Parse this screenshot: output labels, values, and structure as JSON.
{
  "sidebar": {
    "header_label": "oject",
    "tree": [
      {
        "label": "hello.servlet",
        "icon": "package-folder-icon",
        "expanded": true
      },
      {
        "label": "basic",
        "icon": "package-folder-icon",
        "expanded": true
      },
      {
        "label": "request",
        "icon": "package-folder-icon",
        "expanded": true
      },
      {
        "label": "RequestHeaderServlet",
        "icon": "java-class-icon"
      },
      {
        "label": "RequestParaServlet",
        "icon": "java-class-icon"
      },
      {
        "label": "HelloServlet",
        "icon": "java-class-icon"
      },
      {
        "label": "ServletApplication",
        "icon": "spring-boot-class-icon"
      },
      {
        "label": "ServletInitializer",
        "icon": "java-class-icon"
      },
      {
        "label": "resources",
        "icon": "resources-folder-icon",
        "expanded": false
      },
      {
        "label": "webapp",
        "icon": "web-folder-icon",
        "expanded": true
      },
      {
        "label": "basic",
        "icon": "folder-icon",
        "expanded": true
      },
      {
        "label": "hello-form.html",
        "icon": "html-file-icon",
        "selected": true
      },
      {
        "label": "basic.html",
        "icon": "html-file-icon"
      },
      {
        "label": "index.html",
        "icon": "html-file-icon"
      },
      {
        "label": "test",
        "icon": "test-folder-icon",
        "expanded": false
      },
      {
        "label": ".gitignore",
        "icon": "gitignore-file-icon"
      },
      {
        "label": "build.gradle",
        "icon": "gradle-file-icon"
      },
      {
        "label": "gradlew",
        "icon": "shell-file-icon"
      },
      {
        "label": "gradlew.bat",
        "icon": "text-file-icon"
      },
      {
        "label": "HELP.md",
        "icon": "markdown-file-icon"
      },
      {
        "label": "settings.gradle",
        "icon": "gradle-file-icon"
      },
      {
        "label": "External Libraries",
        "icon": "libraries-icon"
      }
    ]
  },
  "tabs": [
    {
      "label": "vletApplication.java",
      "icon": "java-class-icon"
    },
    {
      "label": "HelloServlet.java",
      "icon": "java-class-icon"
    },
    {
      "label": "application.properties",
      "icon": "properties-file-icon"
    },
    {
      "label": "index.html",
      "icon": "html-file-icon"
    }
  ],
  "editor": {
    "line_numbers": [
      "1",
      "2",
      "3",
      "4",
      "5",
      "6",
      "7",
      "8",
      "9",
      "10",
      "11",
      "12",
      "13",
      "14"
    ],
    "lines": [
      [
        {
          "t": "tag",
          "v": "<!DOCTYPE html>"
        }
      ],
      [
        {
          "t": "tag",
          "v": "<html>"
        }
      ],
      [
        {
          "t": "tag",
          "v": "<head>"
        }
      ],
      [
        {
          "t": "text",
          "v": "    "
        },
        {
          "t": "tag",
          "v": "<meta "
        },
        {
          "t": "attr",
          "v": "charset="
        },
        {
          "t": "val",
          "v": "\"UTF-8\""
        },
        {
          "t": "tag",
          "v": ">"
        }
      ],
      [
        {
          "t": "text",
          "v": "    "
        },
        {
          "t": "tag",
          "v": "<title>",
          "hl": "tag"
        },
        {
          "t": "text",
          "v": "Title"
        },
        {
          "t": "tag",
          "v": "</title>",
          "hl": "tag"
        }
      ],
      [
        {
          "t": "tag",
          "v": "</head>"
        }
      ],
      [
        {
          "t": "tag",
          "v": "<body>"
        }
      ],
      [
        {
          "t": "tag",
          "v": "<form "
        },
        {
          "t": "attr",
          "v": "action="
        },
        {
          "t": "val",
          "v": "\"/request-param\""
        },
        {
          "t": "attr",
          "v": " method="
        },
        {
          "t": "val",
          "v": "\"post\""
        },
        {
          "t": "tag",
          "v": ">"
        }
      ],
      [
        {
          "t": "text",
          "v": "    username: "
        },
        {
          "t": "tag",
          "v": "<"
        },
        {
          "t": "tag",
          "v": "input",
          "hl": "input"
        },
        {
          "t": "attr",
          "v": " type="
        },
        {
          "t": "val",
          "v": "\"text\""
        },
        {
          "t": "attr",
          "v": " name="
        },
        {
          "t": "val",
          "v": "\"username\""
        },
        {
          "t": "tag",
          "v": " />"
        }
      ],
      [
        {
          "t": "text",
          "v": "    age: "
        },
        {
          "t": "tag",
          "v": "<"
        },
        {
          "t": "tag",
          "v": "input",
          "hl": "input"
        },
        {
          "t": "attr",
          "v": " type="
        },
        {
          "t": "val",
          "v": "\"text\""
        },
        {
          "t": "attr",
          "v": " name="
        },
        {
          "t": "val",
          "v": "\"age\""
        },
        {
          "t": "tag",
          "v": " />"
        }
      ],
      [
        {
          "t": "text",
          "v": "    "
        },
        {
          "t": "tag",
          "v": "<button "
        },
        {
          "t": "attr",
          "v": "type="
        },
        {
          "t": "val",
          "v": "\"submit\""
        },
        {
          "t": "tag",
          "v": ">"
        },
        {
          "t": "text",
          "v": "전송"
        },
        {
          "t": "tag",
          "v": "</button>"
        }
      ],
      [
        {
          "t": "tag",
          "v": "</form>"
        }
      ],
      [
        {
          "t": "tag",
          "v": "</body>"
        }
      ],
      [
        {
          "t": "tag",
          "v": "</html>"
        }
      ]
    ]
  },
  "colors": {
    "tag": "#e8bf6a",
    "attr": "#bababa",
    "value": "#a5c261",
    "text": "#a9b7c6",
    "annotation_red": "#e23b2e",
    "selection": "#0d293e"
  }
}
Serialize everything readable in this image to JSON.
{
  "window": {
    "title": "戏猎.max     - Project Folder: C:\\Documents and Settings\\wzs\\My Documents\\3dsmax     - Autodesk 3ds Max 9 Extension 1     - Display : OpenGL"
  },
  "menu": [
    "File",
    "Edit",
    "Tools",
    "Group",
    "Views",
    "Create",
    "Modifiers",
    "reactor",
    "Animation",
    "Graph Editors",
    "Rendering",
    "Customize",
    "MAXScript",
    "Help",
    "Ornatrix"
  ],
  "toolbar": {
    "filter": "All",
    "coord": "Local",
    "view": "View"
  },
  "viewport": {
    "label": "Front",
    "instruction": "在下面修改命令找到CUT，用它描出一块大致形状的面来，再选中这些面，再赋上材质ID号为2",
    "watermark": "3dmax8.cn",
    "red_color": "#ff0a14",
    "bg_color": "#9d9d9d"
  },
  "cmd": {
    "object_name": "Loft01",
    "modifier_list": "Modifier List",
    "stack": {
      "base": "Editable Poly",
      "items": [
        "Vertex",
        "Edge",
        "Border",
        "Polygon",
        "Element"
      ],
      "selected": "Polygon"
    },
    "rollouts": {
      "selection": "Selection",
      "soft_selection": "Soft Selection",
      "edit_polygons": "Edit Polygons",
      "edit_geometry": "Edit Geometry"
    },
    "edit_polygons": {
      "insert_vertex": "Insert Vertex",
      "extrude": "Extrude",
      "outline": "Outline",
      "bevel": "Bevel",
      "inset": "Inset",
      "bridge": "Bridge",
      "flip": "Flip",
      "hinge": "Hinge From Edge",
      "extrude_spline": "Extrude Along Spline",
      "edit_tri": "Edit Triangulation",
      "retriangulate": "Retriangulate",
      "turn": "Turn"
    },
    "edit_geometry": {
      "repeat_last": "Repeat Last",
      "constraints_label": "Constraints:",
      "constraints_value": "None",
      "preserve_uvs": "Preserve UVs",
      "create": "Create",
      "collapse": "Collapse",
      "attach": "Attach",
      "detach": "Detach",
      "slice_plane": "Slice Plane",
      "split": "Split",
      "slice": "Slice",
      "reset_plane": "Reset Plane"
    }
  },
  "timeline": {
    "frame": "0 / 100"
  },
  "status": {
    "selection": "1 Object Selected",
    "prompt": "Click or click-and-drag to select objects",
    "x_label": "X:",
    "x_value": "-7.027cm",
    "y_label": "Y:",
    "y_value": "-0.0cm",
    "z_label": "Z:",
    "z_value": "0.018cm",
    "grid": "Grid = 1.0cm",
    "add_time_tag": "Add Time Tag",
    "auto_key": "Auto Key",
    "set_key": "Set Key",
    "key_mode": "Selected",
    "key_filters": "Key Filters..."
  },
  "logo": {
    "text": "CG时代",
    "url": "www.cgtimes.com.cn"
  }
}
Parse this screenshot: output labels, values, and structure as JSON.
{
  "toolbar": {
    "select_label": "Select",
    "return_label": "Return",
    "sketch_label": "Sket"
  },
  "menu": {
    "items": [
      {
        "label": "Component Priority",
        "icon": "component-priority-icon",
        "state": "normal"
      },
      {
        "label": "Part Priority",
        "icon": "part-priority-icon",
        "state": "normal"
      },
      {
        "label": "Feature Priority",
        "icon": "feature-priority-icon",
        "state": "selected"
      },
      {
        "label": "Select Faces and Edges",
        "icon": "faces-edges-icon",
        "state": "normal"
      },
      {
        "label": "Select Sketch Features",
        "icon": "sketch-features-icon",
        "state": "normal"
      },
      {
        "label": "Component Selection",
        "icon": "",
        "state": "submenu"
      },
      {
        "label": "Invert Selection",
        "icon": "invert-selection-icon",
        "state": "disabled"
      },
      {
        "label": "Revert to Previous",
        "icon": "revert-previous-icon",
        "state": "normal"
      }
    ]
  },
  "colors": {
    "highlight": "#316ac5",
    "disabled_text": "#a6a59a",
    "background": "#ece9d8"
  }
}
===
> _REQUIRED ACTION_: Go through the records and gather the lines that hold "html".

> _YOUR RESPONSE_:
        "label": "hello-form.html",
        "icon": "html-file-icon",
        "label": "basic.html",
        "icon": "html-file-icon"
        "label": "index.html",
        "icon": "html-file-icon"
      "label": "index.html",
      "icon": "html-file-icon"
          "v": "<!DOCTYPE html>"
          "v": "<html>"
          "v": "</html>"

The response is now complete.